Aim of the task:
Please state how many lines below include the word "JSON"; the reply should be the number only.

##### Task material #####

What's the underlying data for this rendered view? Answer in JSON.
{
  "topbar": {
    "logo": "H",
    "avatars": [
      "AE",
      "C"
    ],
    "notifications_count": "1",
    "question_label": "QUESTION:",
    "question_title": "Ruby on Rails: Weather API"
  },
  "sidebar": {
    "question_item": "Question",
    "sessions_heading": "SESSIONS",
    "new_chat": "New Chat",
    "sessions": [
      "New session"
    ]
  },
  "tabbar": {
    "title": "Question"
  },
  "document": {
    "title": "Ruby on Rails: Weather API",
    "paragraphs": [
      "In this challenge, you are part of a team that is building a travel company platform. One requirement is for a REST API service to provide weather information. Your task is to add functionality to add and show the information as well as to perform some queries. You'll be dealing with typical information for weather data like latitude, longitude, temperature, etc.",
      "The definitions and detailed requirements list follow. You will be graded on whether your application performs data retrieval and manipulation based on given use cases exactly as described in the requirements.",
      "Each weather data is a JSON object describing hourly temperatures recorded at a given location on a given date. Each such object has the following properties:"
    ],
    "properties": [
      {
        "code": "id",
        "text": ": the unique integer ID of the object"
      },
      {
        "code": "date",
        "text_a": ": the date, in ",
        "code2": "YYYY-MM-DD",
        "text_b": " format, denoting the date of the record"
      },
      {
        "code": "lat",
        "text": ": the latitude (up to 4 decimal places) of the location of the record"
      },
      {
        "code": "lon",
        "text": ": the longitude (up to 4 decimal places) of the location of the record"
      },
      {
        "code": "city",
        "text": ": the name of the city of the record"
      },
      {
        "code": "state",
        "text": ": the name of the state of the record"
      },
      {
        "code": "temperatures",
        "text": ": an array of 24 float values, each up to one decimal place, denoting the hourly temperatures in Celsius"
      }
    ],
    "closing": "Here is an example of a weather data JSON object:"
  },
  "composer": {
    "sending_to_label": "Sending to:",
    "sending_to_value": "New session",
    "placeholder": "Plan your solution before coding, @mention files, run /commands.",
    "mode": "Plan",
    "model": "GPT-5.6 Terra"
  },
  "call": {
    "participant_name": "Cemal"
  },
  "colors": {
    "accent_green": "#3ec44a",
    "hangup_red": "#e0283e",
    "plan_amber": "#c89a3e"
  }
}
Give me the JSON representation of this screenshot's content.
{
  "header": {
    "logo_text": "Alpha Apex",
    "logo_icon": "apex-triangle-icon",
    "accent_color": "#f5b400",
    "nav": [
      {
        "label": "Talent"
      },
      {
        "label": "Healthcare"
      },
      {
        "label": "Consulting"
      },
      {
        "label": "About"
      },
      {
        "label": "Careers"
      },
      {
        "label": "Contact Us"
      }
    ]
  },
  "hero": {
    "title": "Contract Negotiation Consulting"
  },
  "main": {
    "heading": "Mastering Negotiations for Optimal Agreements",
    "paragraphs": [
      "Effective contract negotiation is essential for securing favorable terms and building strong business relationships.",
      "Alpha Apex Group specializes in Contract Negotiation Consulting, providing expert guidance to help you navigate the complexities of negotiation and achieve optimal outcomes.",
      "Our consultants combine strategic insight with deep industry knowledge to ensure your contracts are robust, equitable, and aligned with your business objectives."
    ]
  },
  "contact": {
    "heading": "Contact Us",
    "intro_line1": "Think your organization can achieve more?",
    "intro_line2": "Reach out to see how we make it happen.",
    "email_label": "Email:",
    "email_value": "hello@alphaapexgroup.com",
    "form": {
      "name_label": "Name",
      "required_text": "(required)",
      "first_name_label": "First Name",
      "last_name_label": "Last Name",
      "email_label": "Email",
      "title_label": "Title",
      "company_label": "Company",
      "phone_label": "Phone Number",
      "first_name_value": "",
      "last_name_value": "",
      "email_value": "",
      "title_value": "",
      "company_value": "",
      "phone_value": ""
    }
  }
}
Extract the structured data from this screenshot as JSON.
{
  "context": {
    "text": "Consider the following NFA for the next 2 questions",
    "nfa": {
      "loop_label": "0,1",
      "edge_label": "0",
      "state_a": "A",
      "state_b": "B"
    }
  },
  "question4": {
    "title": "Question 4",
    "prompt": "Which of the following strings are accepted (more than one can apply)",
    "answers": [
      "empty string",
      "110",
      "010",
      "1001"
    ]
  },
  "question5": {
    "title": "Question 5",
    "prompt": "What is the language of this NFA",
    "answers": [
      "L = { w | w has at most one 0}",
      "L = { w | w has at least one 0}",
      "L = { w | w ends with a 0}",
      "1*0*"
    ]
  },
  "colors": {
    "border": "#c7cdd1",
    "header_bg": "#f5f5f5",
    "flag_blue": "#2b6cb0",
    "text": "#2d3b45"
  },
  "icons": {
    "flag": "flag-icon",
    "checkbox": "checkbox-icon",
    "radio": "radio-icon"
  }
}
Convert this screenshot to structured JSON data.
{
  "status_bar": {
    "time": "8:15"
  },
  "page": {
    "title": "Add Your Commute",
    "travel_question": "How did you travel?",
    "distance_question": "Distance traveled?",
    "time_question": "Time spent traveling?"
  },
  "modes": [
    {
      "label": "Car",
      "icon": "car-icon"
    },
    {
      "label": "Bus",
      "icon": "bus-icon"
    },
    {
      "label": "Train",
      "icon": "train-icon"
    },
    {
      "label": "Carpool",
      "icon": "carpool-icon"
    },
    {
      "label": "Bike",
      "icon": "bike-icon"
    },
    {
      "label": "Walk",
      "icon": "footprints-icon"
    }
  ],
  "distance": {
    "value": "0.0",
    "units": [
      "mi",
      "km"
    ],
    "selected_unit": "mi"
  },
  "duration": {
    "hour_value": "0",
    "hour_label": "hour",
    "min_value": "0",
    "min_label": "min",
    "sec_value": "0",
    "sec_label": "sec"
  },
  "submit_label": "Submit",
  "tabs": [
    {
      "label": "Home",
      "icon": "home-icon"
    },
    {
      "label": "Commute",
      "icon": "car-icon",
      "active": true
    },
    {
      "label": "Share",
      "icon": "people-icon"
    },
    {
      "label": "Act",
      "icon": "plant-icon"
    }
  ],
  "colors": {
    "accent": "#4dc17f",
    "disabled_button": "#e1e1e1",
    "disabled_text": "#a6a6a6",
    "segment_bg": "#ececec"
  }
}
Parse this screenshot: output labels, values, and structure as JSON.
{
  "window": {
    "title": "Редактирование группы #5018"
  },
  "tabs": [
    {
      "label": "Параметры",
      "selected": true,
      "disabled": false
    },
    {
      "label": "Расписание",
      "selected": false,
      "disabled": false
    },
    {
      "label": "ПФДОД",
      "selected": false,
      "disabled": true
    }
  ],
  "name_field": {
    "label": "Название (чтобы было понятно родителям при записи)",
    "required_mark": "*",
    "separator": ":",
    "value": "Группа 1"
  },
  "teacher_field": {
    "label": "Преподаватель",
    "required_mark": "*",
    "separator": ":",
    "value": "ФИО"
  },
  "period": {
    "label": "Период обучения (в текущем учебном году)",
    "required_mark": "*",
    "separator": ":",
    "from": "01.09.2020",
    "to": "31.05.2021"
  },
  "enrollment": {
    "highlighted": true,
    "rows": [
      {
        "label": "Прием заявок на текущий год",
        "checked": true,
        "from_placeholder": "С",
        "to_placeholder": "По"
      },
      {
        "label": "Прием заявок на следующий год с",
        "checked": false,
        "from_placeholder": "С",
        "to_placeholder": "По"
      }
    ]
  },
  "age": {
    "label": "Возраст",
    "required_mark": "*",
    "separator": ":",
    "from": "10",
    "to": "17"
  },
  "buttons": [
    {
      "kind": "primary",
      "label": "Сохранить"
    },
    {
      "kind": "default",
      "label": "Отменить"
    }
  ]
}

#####

Solved exercise:
7